A land of festivals! This indeed we are.
The now on-going Chinese New Year celebrations with the many colourful fireworks that fill our skies are a good testament of one such festival amongst many here in Sarawak.
In some countries, people only have the opportunity to celebrate a limited number of events due to their lack of diversity.
In Sarawak, owing to its vast diversity, it is always ‘that time of year’ when one of its many communities is joyfully planning and celebrating some form of a festival.
These festivities are either cultural or religious, but very importantly it brings together its community, families and friends.
A core aspect of our many festivities is getting together and socialising between peoples.
Our unique open house concept is part and parcel of these festive celebrations. The ‘open house’ is actually one of the main cornerstones linking our diverse communities together and I still have clear memories of the various Christmas, Hari Raya, Chinese New Year and Gawai open houses that my father brought me to as a kid.
Perhaps before the Covid-19 pandemic, the open house was taken for granted and only now we really realise the importance it plays in our communities.
It was Aristotle, the Greek philosopher who said, “Man is by nature a social animal” and that “Society is something that precedes the individual”.
However, with the essential Covid-19 restrictions and SOPs in place, these festive celebrations have been severely curtailed to prevent and manage the spread of the Covid-19 virus.
The celebration of these special festive occasions during the pandemic has been very different compared to those in years gone by.
All these essential safety measures have inevitably dampened many facets of religious celebrations.
Added to this is the fact that places of worship also act as community centres for many other activities.

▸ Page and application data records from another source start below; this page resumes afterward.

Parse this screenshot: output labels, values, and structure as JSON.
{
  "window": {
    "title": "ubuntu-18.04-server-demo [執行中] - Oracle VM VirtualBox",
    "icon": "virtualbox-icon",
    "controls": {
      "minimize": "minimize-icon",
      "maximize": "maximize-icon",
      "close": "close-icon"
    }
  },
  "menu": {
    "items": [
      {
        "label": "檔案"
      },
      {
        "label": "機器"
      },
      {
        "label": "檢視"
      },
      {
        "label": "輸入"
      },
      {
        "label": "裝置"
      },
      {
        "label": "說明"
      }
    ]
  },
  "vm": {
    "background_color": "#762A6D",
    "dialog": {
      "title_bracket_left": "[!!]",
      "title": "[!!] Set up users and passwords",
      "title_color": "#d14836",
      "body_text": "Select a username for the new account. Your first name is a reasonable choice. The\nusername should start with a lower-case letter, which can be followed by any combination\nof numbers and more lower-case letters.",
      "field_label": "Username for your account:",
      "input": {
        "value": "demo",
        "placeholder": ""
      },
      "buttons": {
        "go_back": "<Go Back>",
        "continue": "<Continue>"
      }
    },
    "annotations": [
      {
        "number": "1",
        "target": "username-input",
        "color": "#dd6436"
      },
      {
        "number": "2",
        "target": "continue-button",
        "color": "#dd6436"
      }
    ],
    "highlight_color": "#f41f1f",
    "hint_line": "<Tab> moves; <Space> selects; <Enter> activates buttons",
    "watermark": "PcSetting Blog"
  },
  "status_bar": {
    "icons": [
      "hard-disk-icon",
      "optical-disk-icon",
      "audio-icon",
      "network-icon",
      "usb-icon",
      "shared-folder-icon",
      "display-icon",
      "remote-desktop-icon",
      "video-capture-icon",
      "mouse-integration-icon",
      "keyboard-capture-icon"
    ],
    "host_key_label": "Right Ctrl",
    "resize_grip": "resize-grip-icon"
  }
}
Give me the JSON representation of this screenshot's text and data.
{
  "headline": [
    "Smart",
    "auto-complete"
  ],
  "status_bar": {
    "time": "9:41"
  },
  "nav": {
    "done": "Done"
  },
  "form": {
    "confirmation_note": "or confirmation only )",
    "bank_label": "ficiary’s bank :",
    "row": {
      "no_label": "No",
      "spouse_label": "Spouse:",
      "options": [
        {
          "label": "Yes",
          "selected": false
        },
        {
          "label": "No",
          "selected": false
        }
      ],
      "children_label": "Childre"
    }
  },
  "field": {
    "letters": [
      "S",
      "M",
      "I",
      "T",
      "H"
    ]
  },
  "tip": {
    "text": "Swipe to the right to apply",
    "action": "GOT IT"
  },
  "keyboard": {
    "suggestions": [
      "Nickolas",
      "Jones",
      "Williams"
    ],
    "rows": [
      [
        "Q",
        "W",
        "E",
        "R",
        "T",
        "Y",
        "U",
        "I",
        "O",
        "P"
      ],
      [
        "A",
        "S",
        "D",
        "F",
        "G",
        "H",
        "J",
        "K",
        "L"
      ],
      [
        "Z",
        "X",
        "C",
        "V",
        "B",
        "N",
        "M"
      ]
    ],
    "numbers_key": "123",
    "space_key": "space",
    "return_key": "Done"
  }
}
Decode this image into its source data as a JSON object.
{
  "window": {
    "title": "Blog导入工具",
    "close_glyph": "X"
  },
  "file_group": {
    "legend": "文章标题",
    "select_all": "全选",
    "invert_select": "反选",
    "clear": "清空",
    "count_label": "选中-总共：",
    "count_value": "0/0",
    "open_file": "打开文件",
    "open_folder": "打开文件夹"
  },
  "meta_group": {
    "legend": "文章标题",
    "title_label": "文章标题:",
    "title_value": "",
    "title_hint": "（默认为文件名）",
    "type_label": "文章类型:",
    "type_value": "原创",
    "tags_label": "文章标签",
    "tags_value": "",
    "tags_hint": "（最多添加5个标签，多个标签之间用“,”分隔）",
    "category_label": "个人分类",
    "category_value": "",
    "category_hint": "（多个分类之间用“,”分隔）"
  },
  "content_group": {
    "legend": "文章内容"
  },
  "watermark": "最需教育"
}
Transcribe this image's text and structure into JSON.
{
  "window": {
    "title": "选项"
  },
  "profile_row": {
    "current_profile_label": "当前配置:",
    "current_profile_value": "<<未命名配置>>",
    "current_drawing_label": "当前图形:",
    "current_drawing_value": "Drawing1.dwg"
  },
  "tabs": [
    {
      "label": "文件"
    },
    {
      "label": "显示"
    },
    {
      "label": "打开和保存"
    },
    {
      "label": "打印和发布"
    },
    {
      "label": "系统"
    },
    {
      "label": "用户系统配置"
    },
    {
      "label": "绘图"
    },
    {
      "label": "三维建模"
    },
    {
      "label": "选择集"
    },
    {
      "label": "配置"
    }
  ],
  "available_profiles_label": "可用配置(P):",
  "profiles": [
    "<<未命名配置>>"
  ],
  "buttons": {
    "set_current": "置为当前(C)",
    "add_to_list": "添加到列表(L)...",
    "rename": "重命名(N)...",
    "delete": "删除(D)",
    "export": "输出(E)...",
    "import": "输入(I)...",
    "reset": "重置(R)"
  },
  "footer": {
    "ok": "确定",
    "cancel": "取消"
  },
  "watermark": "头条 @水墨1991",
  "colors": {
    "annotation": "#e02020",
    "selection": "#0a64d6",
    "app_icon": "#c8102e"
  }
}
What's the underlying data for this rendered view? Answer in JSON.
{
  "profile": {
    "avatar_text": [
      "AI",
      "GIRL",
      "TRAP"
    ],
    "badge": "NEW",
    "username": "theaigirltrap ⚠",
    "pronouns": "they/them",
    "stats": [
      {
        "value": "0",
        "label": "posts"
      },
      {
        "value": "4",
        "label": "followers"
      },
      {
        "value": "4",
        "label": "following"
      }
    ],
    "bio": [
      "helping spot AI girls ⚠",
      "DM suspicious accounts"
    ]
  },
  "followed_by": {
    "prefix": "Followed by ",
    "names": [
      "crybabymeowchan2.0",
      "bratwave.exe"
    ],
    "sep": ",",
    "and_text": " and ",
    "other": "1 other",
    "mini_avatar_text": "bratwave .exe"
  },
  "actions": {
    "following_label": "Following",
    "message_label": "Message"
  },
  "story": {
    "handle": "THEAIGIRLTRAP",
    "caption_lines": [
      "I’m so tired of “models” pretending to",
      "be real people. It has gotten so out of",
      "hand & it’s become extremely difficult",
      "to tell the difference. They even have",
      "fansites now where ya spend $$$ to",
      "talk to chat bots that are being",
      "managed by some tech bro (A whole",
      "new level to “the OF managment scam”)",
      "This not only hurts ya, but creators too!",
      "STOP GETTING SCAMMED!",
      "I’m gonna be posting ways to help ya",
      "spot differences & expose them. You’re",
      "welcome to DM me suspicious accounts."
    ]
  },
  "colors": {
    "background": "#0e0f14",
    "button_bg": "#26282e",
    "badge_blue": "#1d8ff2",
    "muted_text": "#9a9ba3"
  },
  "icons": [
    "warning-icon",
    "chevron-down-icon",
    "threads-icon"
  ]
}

This amongst others includes important activities such as language classes, religious studies, welfare activities and many other community-based activities.
Last year the Miri Indian Association had to cancel the celebration of Indian New Years (a combination of 10 regional Indian celebrations), Holi (the Festival of Colours) and Diwali (the Festival of Lights).
These celebrations were normally celebrated with much enthusiasm by members of the Indian community and their friends.
However, the cancellation of these public based events was of course accepted by the community as a necessity and understood by all.
Another important component of the festivities is the informal gatherings and family traditions that accompany these celebrations.
These family reunions have had to be scaled back to a limited number of family members as can be seen from the recent Chinese New Year family gathering SOPs.
Managing the disappointment of not being able to mark a festive event which has special significance the usual way, can be challenging for some.
It is only natural that you might want to be with your loved ones in person during such festivities.
Nevertheless, be comforted by the fact that making sure they are as protected from getting the Covid-19 virus is one of the greatest gifts you can give to your loved ones and friends.
For the moment this is a reality we have to accept and hope that perhaps things will return to ‘normal’ in time, especially with the vaccination programs being rolled out worldwide.
Worldwide religious festivals have had to adapt to the pandemic ‘new normal’.
In the years to come, we will be talking about how we coped and celebrated festivities during the pandemic.
This ‘new normal’ has however led to some creative ways for people to continue connecting with people and still have cherished memories.
Some families and friends gathered via easily available online video links to have a meal together.
Others like my Chinese neighbour packed some Chinese New Year snacks and passed them over to my family to enjoy, not forgetting the ang pow for my three kids.
Many such creative forms of celebrations abound. Who knows… some of these might even become the norm one day in the future.
In the meantime, let us look for ways to enjoy the festivities and keep in touch with each other.
In the words of our Chief Minister Datuk Patinggi Abang Johari Tun Openg, “Sarawak for all, all for Sarawak” — this ethos will keep us moving forward together as Sarawakians and celebrating each other’s festivities together.
I wish all of you a safe Chinese New Year and do be wise in celebrating.
Gong Xi Fa Chai and Xin Nian Kuai Ler!
The views expressed here are those of the columnist and do not necessarily represent the views of New Sarawak Tribune.